The Human Heart Biology - Histology Abstract: Dorland's Illustrated Medical Dictionary defines the heart as the viscus of cardiac muscle that maintains the circulation of the blood. It is divided into four cavities; two atria and two ventricles. The left atrium receives oxygenated blood from the lungs. From there the blood passes to the left ventricle, which forces it via the aorta, through the arteries to supply the tissues of the body. The right atrium receives the blood after it has passed
The Human Heart
The Human Heart
The Human Heart. Abstract: Dorland's Illustrated Medical Dictionary defines the heart as the viscus of cardiac muscle that maintains the circulation of the blood . It is divided into four cavities; two atria and two ventricles. The left atrium receives oxygenated blood from the lungs. From there the blood passes to the left ventricle, which forces it via the aorta, through the arteries to supply the tissues of the body. The right atrium receives the blood after it has passed through the tissues
The Heart
The Heart
The Heart Introduction You need your heart for all your body needs. It pumps about 2000 gallons of blood a day. It takes about 20 seconds for blood to reach every cell in the body. An artery carries blood out from the heart. A vein carries blood back to the heart. An average adult heart weighs about 10-13 ounces (300 to 350 grams). The rate which the heart pumps varies depending on what your doing. When at rest the heart pumps more slowly. When you run the heart rate increases to provide muscles
The Circulatory System
The Circulatory System
The Circulatory System The circulatory system in anatomy and physiology is the course taken by the blood through the arteries, capillaries, and veins and back to the heart. In humans and the higher vertebrates, the heart is made up of four chambers the right and left auricles, or atria, and the right and left ventricles. The right side of the heart pumps oxygen-poor blood from the cells of the body back to the lungs for new oxygen; the left side of the heart receives blood rich in oxygen from th
Development of the Human Zygote
Development of the Human Zygote

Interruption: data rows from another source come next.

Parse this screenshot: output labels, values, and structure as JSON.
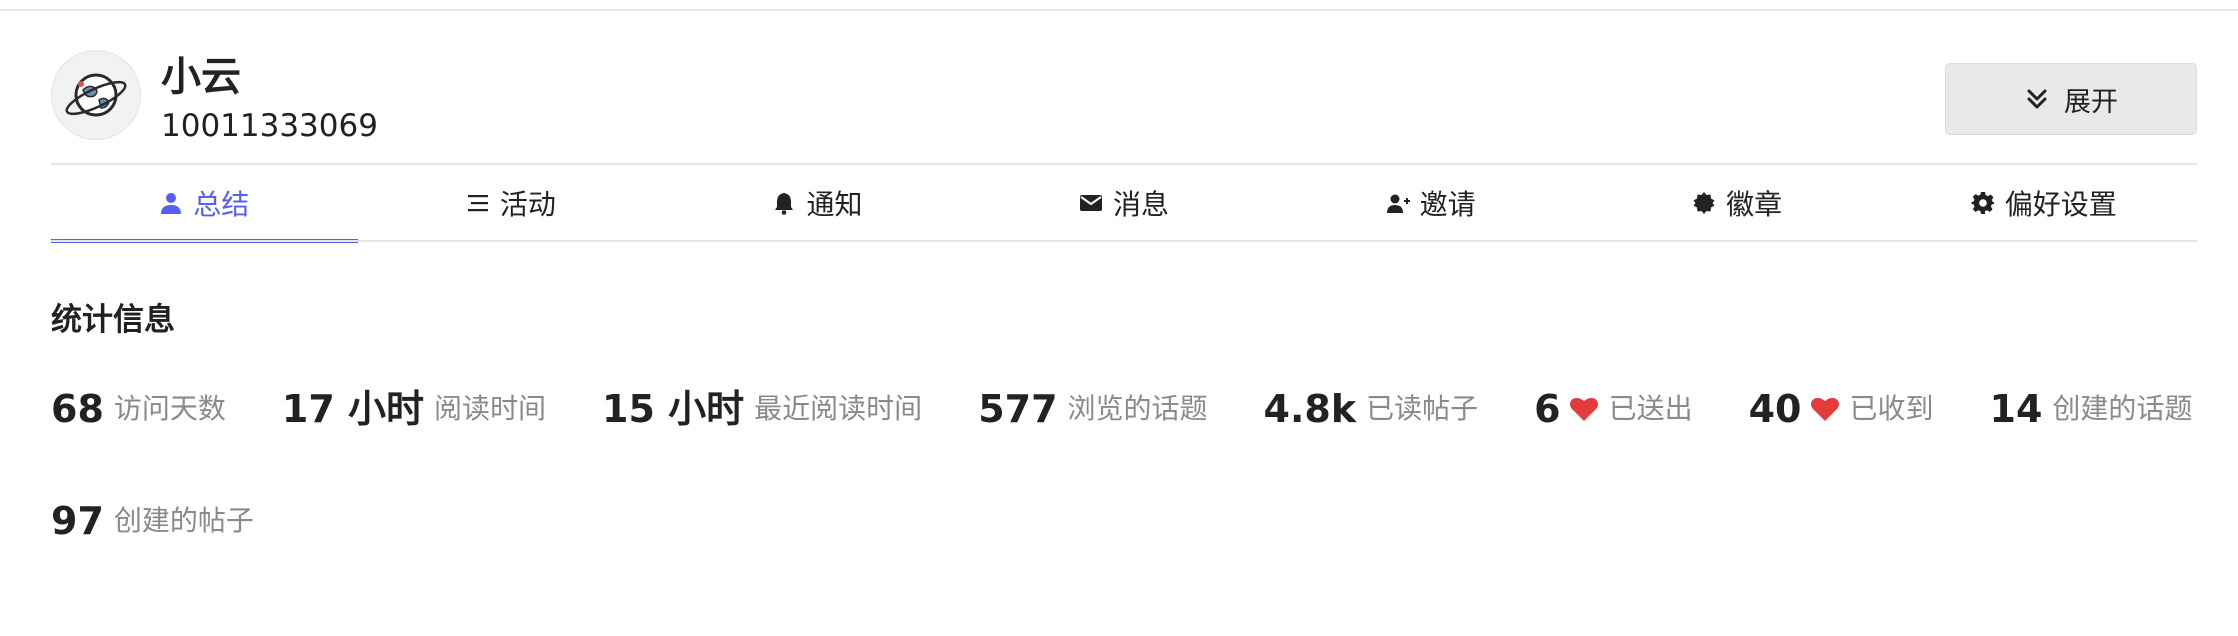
{
  "profile": {
    "name": "小云",
    "id": "10011333069",
    "expand_label": "展开"
  },
  "tabs": [
    {
      "label": "总结",
      "icon": "user-icon",
      "active": true
    },
    {
      "label": "活动",
      "icon": "list-icon",
      "active": false
    },
    {
      "label": "通知",
      "icon": "bell-icon",
      "active": false
    },
    {
      "label": "消息",
      "icon": "envelope-icon",
      "active": false
    },
    {
      "label": "邀请",
      "icon": "user-plus-icon",
      "active": false
    },
    {
      "label": "徽章",
      "icon": "badge-icon",
      "active": false
    },
    {
      "label": "偏好设置",
      "icon": "gear-icon",
      "active": false
    }
  ],
  "stats_title": "统计信息",
  "stats": [
    {
      "value": "68",
      "label": "访问天数"
    },
    {
      "value": "17 小时",
      "label": "阅读时间"
    },
    {
      "value": "15 小时",
      "label": "最近阅读时间"
    },
    {
      "value": "577",
      "label": "浏览的话题"
    },
    {
      "value": "4.8k",
      "label": "已读帖子"
    },
    {
      "value": "6",
      "label": "已送出",
      "icon": "heart-icon"
    },
    {
      "value": "40",
      "label": "已收到",
      "icon": "heart-icon"
    },
    {
      "value": "14",
      "label": "创建的话题"
    },
    {
      "value": "97",
      "label": "创建的帖子"
    }
  ],
  "colors": {
    "accent": "#5660f0",
    "heart": "#e23c3c",
    "muted_text": "#8a8a8a"
  }
}
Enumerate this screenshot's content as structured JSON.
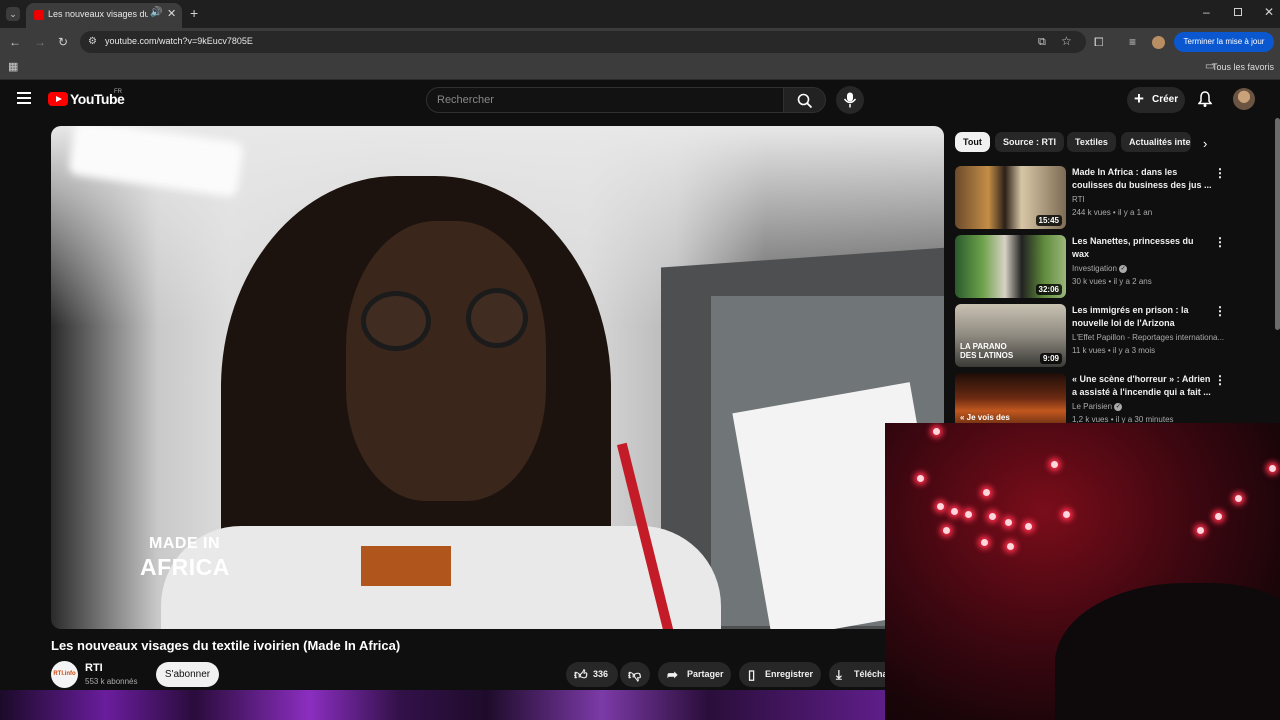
{
  "browser": {
    "tab_title": "Les nouveaux visages du textile ivoirien",
    "url": "youtube.com/watch?v=9kEucv7805E",
    "update_button": "Terminer la mise à jour",
    "bookmarks_label": "Tous les favoris"
  },
  "header": {
    "logo_text": "YouTube",
    "country_code": "FR",
    "search_placeholder": "Rechercher",
    "create_label": "Créer"
  },
  "video": {
    "overlay_line1": "MADE IN",
    "overlay_line2": "AFRICA",
    "title": "Les nouveaux visages du textile ivoirien (Made In Africa)",
    "channel_avatar_text": "RTI.info",
    "channel_name": "RTI",
    "subscribers": "553 k abonnés",
    "subscribe_label": "S'abonner",
    "likes": "336",
    "share_label": "Partager",
    "save_label": "Enregistrer",
    "download_label": "Téléchar"
  },
  "chips": [
    "Tout",
    "Source : RTI",
    "Textiles",
    "Actualités inte"
  ],
  "recommendations": [
    {
      "title": "Made In Africa : dans les coulisses du business des jus ...",
      "channel": "RTI",
      "verified": false,
      "meta": "244 k vues • il y a 1 an",
      "duration": "15:45",
      "thumb_text": ""
    },
    {
      "title": "Les Nanettes, princesses du wax",
      "channel": "Investigation",
      "verified": true,
      "meta": "30 k vues • il y a 2 ans",
      "duration": "32:06",
      "thumb_text": ""
    },
    {
      "title": "Les immigrés en prison : la nouvelle loi de l'Arizona",
      "channel": "L'Effet Papillon - Reportages internationa...",
      "verified": false,
      "meta": "11 k vues • il y a 3 mois",
      "duration": "9:09",
      "thumb_text": "LA PARANO DES LATINOS"
    },
    {
      "title": "« Une scène d'horreur » : Adrien a assisté à l'incendie qui a fait ...",
      "channel": "Le Parisien",
      "verified": true,
      "meta": "1,2 k vues • il y a 30 minutes",
      "duration": "",
      "thumb_text": "« Je vois des"
    }
  ],
  "colors": {
    "accent_red": "#ff0000",
    "update_blue": "#0b57d0",
    "bg": "#0f0f0f"
  }
}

Development of the Human Zygote November 16, 1995 Hundreds of thousands of times a year a single-celled zygote, smaller than a grain of sand, transforms into an amazingly complex network of cells, a newborn infant. Through cellular differentiation and growth, this process is completed with precision time and time again, but very rarely a mistake in the blueprint of growth and development does occur. Following is a description of how the pathways of this intricate web are followed and the mista